promised swift swap of free freebies,
vicious visits to inviting in-laws quick-chatted,
shops right rated by cross counter intercourse,
a sex of dancing words;
roads flash flooded in drenched downpours,
washing unhung as stair rods descended;
faded curtains charity shop listed,
husband’s lazy languidity sigh head-shook,
life’s quirky queries countered in ten minutes
girl-buddied word volley.

 

 

 

Market marketing

2017-09-07 09.14.51

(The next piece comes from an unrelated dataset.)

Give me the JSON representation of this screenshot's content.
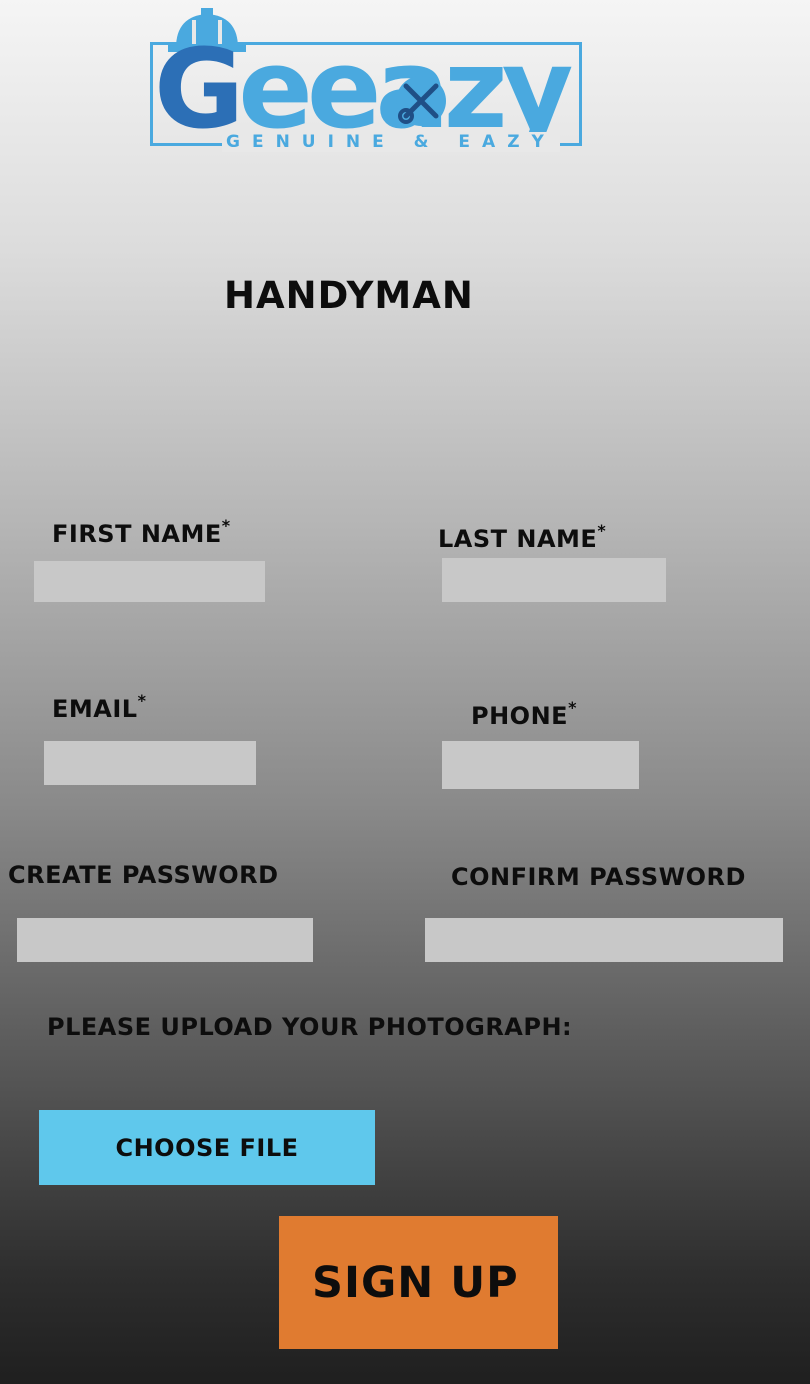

Stallholders stalling,
watching,
waiting,
breakfast burger half devoured,
publicly chewing,
publicly watched,
eyes staring like a fisherman’s bait,
catching eyes,
a caught contact the first line of a contract;
hands back grasped,
nervous fingers counting empty,
in empty palms,
coffee cups dreg dredged,
cold liquid for comfort to a body belt lightweight in cash,
buggies one handed push by,
screen hypnotised mother’s see no market,
only messages of nothingness,
pensioners wander pleasant smiling, morning greeting,
pleased to interact in a lonely world of absent work and offspring, non-buying,
false hope to enduring stallholders,
the young work weaving,
drink and food finger-balanced on speedy sprint to waiting desks,
ignorant of table merchandise:
flowers, books, clothes, teas, breads, organic milk,
fast flying by;
the sun lifts cloudy shades,
warming bodies bring warming words,
smiles and jokes bring clicking wallets,
a sale,
a sale,
a sale from precarious futures.

 

And wow! Quite a ‘medium’ coffee in Costa’s…

2017-09-07 08.56.47